- Aim of the task:
Each line below that holds the string "miles" counts once; report the total and nothing else.

═════ Information shown

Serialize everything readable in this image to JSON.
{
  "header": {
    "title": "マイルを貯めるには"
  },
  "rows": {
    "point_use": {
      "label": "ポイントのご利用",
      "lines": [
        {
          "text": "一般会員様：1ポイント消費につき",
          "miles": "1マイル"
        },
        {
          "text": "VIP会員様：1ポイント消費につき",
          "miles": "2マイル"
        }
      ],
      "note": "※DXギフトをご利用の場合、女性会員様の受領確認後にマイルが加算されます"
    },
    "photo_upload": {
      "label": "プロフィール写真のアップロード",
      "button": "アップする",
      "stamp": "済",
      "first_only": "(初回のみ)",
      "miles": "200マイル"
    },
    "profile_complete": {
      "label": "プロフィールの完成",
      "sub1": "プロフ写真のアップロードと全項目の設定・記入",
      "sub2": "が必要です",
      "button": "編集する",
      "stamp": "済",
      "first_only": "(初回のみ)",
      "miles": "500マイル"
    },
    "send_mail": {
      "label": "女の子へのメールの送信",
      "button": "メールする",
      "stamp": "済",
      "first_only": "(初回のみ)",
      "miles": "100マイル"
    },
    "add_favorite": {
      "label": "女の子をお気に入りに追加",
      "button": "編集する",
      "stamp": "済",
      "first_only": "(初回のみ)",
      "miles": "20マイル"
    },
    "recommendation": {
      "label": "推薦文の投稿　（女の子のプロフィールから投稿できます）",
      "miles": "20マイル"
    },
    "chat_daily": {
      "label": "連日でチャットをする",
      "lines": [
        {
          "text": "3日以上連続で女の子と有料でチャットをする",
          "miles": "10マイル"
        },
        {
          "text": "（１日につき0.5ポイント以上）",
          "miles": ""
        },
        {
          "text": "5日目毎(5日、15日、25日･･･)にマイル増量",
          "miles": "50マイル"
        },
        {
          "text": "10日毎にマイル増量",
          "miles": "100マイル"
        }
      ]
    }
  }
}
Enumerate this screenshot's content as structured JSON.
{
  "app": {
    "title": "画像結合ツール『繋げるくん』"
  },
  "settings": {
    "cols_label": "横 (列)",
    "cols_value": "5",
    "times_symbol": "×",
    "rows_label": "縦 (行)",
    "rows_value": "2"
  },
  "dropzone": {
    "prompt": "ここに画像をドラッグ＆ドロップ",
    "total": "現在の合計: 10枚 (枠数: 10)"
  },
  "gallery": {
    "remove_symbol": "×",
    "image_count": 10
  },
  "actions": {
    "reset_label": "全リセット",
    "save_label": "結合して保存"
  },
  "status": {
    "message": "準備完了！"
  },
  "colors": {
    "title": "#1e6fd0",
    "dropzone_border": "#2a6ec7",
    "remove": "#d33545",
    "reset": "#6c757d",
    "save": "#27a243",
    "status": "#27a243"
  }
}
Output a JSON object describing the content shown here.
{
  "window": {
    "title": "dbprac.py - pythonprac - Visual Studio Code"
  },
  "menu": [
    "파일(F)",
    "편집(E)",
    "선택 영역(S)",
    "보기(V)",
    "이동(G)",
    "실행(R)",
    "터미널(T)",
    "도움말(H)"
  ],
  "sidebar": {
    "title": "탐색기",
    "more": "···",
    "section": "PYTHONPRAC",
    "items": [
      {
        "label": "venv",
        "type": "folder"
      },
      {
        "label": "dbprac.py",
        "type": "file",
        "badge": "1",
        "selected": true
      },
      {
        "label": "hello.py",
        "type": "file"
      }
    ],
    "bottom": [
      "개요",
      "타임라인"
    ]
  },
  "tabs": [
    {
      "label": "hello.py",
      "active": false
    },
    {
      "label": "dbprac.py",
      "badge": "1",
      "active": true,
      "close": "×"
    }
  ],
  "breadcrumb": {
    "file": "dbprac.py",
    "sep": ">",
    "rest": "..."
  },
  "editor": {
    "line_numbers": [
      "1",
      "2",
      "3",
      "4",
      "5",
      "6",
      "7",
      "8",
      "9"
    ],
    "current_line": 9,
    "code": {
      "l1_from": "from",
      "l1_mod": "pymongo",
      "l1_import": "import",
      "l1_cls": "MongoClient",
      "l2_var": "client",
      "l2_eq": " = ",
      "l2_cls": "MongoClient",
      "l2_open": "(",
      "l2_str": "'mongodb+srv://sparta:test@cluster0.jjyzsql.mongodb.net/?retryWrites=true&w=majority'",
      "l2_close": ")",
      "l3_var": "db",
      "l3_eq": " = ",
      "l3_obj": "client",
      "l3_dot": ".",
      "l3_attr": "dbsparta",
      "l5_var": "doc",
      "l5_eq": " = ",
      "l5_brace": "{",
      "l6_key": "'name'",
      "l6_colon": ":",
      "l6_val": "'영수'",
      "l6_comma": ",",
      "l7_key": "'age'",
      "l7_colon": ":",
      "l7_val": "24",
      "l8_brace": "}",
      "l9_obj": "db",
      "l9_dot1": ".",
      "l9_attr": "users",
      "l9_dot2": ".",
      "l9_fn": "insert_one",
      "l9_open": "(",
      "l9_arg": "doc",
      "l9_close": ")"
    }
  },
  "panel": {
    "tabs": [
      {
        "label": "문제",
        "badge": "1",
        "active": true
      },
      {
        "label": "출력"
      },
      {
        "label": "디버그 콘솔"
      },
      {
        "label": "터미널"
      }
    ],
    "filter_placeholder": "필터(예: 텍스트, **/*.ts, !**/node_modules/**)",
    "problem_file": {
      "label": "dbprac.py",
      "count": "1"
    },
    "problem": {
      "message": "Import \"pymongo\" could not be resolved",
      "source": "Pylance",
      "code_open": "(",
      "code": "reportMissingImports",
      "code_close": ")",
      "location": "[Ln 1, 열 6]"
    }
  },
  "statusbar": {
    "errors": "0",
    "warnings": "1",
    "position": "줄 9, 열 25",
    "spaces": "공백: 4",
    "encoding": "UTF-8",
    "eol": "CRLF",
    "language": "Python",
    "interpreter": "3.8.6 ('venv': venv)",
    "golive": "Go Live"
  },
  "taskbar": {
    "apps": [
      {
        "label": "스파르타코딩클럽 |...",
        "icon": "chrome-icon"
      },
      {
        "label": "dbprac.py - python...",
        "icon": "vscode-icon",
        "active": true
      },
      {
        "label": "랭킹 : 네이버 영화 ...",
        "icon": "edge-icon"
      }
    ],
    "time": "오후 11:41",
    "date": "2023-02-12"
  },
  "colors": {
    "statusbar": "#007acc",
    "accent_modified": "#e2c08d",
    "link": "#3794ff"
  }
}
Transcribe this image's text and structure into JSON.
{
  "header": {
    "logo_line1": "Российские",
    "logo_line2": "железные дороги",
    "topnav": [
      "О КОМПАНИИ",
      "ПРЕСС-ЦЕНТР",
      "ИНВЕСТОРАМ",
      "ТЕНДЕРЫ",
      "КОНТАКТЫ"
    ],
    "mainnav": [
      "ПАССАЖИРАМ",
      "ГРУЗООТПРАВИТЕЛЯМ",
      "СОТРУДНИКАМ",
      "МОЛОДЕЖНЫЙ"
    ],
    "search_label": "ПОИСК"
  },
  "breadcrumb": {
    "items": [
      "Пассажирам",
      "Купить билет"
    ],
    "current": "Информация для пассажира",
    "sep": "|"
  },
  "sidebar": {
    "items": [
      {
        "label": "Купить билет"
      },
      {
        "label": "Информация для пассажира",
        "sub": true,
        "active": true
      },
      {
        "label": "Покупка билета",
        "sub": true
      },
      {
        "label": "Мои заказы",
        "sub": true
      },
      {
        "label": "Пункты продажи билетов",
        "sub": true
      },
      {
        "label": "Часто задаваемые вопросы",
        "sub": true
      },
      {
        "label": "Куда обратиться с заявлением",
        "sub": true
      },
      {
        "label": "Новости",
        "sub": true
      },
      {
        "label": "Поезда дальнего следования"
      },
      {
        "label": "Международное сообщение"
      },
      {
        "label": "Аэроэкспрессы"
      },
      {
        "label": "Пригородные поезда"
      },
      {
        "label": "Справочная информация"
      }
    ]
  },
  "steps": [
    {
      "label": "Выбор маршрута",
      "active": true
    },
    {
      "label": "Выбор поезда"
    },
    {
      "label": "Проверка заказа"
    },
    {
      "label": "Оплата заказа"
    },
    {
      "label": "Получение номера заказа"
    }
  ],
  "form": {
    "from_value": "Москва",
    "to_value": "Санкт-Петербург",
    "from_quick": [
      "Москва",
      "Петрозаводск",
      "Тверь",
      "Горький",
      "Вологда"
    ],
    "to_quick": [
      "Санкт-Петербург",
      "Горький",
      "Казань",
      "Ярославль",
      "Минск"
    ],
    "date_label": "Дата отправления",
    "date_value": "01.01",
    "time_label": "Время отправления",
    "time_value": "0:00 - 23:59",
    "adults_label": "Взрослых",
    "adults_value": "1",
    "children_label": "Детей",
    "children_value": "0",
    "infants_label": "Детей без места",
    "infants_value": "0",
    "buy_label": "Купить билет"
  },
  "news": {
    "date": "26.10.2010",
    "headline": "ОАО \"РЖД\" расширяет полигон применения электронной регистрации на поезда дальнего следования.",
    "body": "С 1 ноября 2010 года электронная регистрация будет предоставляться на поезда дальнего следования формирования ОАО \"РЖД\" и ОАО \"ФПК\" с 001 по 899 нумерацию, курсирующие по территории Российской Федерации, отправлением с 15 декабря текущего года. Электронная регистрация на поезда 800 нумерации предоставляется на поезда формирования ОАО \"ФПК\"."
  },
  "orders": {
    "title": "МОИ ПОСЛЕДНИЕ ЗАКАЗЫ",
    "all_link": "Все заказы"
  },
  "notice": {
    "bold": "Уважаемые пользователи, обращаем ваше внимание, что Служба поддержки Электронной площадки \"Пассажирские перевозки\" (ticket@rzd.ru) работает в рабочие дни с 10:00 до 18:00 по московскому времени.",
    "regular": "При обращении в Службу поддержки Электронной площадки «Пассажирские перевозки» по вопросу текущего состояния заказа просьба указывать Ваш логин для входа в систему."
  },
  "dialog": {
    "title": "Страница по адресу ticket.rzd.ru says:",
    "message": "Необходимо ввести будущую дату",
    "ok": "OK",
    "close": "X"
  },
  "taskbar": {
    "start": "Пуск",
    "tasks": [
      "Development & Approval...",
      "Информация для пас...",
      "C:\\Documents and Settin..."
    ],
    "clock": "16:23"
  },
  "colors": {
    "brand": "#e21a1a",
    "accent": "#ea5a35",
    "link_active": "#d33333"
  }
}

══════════

- Written reply:
11